What’s the best macronutrient breakdown for fat loss? 40/40/20 or 50/30/20?
First and foremost, this is obviously very goal dependent. Meaning, that these numbers would most likely be different whether one’s goal is primarily fat loss or muscle gain. That aside, the idea of looking at macronutrients as a percentage of your total caloric intake is highly overrated. There is no magic or even any great advantage to any specific percentage of protein, carbs, or fat in your diet.
By using percentages you’re working on a ‘relative’ scale (relative to your total calories) and there are potential disadvantages to using this approach. For example, 40% of 1500 calories is a lot different than 40% of 2500 calories. This approach fails to take into consideration overall caloric intake, which is affected by a number of different variables – the amount of muscle you carry and whether your dieting for fat loss or more focused on muscle gain for example. So while the percentage is constant, the absolute number of protein, carb, or fat grams is much different, and this is what is important – how much you’re putting in your mouth. Even with what seems like good percentages, you could still be getting too little or too much of any macronutrient. Maybe you’re shooting for 40% protein; assuming 1500 calories, this works out to about 150 grams of protein. Depending on one’s bodyweight, this could be reasonable. However, let’s take that 40% and apply it to a 2500 calorie diet. That same 40% now equates to 250 grams of protein. Something tells me this is likely overkill for most of women – regardless of what someone might tell you. The science does not support the idea of huge protein intakes. In the end, the wisest approach is to focus on how much of each macronutrient you’re eating per pound of bodyweight. You could be eating 40/40/20 every day, but if you’re eating 10000 calories a day, it doesn’t matter.

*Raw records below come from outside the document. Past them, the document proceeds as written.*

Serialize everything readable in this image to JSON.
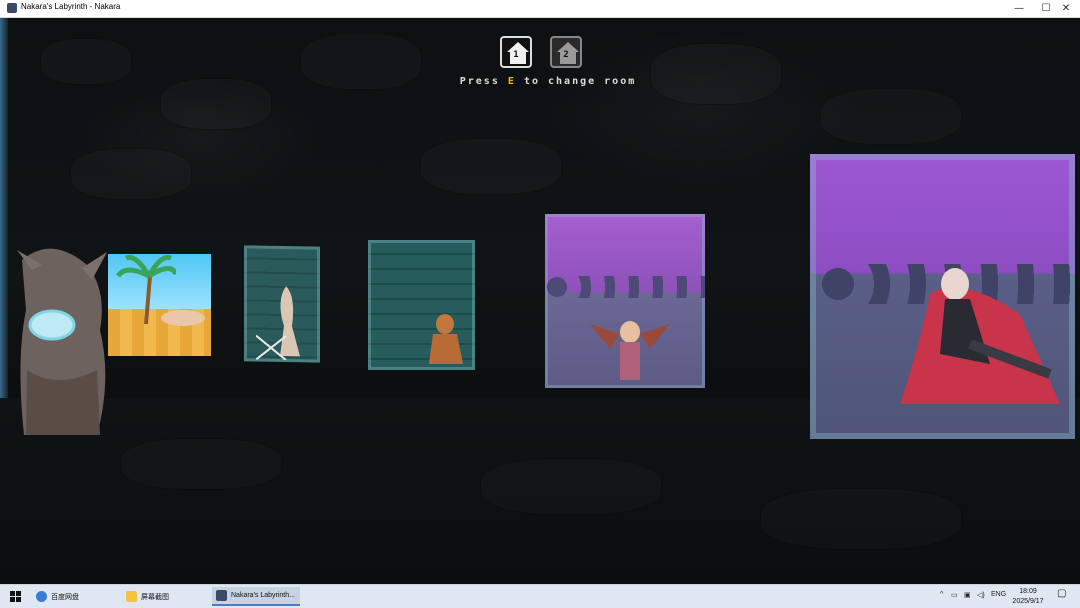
{
  "window": {
    "title": "Nakara's Labyrinth - Nakara",
    "minimize_glyph": "—",
    "maximize_glyph": "☐",
    "close_glyph": "✕"
  },
  "hud": {
    "rooms": [
      {
        "number": "1",
        "active": true
      },
      {
        "number": "2",
        "active": false
      }
    ],
    "hint_prefix": "Press",
    "hint_key": "E",
    "hint_suffix": "to change room"
  },
  "taskbar": {
    "start_icon": "windows-logo-icon",
    "items": [
      {
        "label": "百度网盘",
        "icon": "cloud-icon"
      },
      {
        "label": "屏幕截图",
        "icon": "folder-icon"
      },
      {
        "label": "Nakara's Labyrinth...",
        "icon": "game-icon",
        "active": true
      }
    ],
    "language": "ENG",
    "time": "18:09",
    "date": "2025/9/17"
  },
  "colors": {
    "accent_key": "#f2b21a",
    "taskbar_bg": "#dfe7f2"
  }
}
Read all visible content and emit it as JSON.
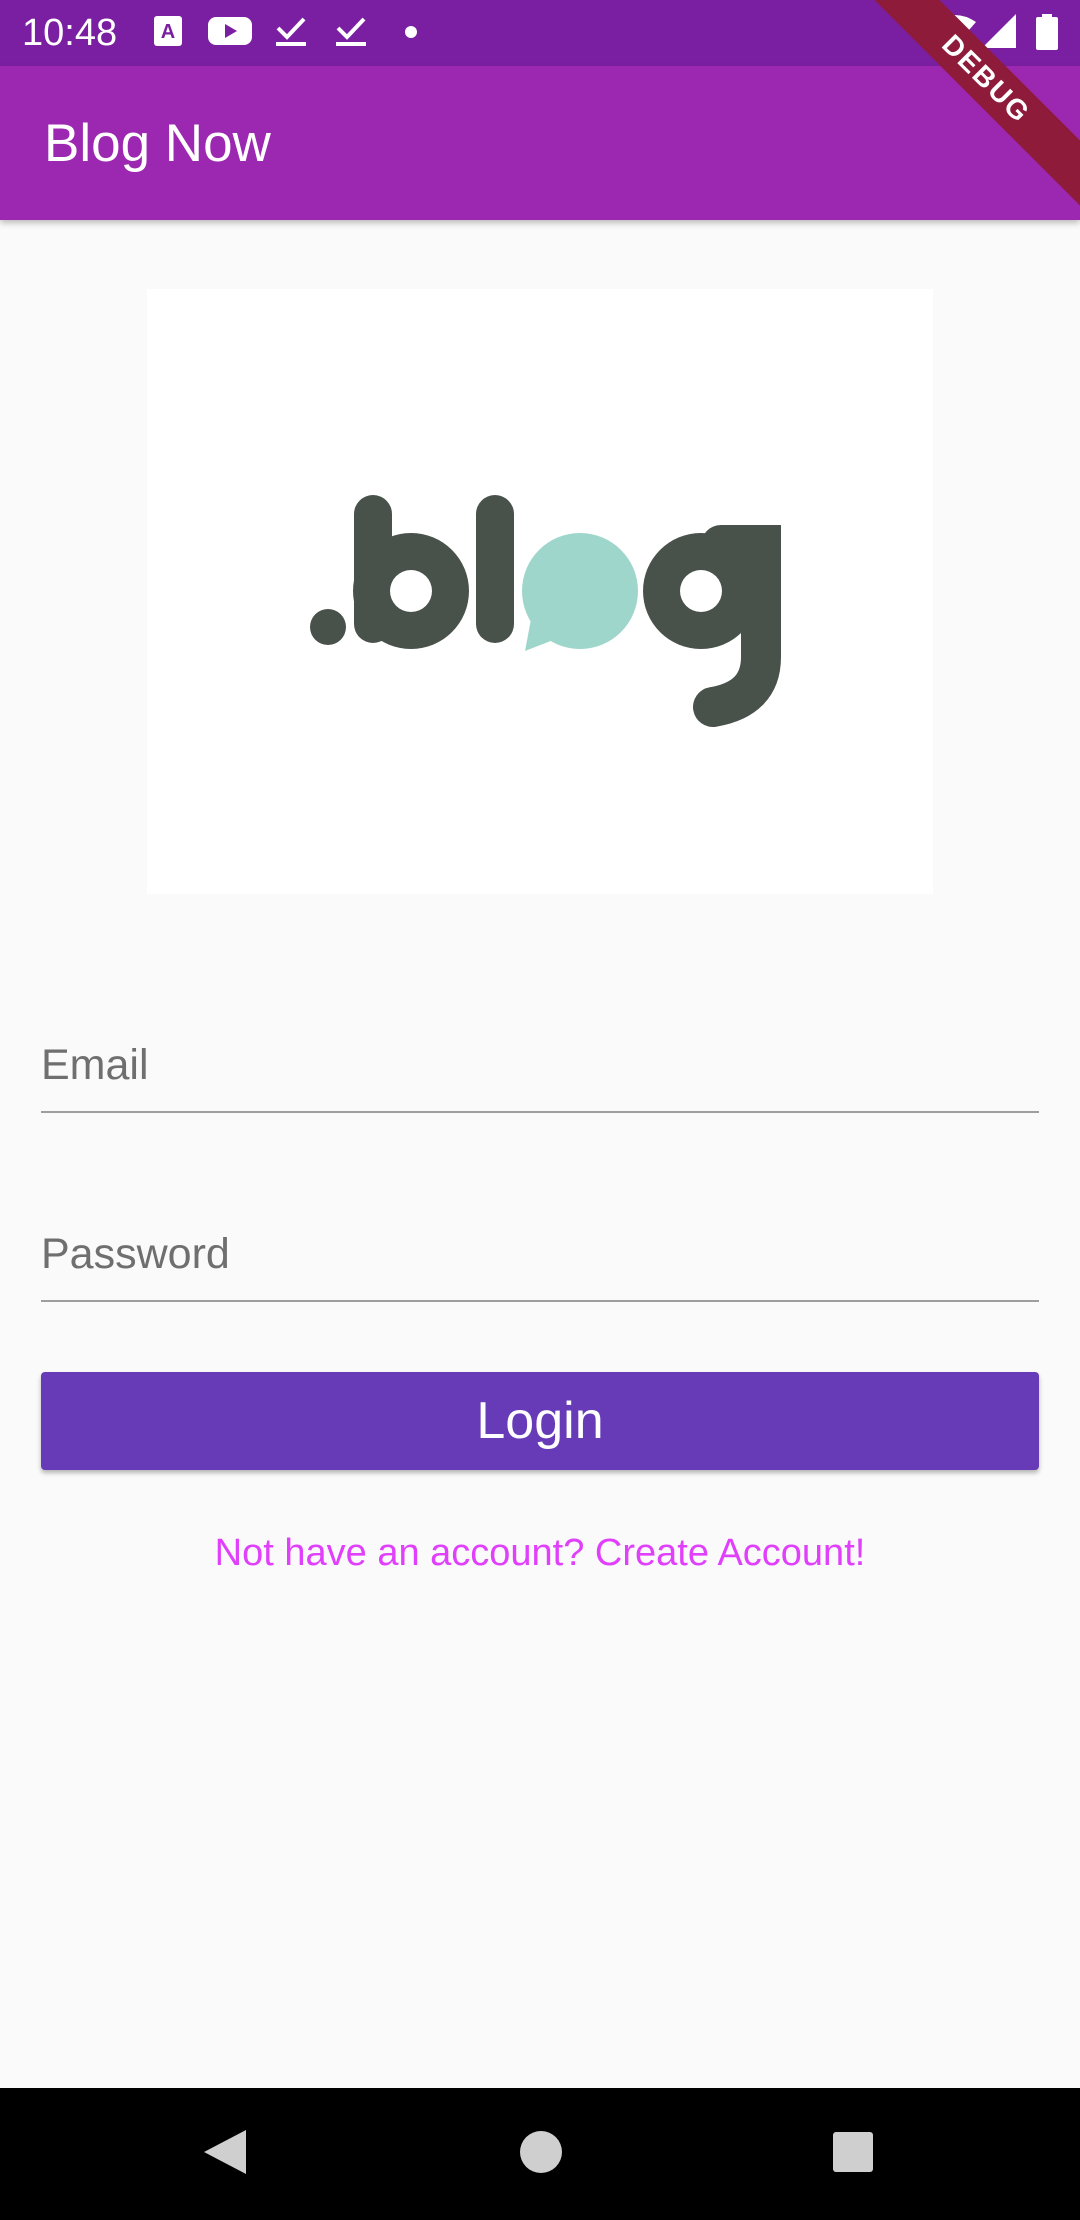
{
  "status_bar": {
    "time": "10:48",
    "left_icons": [
      "font-a-icon",
      "youtube-icon",
      "download-done-icon",
      "download-done-icon",
      "dot-icon"
    ],
    "right_icons": [
      "wifi-icon",
      "cell-signal-icon",
      "battery-icon"
    ]
  },
  "debug_banner": {
    "label": "DEBUG"
  },
  "app_bar": {
    "title": "Blog Now",
    "background": "#9c27b0"
  },
  "logo": {
    "word": ".blog",
    "dark_color": "#48524a",
    "bubble_color": "#9fd6cc"
  },
  "form": {
    "email": {
      "placeholder": "Email",
      "value": ""
    },
    "password": {
      "placeholder": "Password",
      "value": ""
    },
    "login_label": "Login",
    "login_color": "#673ab7",
    "signup_link": "Not have an account? Create Account!",
    "link_color": "#e040fb"
  },
  "nav_bar": {
    "buttons": [
      "back-icon",
      "home-icon",
      "recents-icon"
    ]
  }
}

What matters is how much you’re eating, not the relative amount of one macronutrient to another. The most important aspect of any nutritional program is the overall calories; how much you’re eating for your body. The most important elements are setting the right caloric intake, and getting adequate protein and essential fatty acids. Everything beyond that is secondary.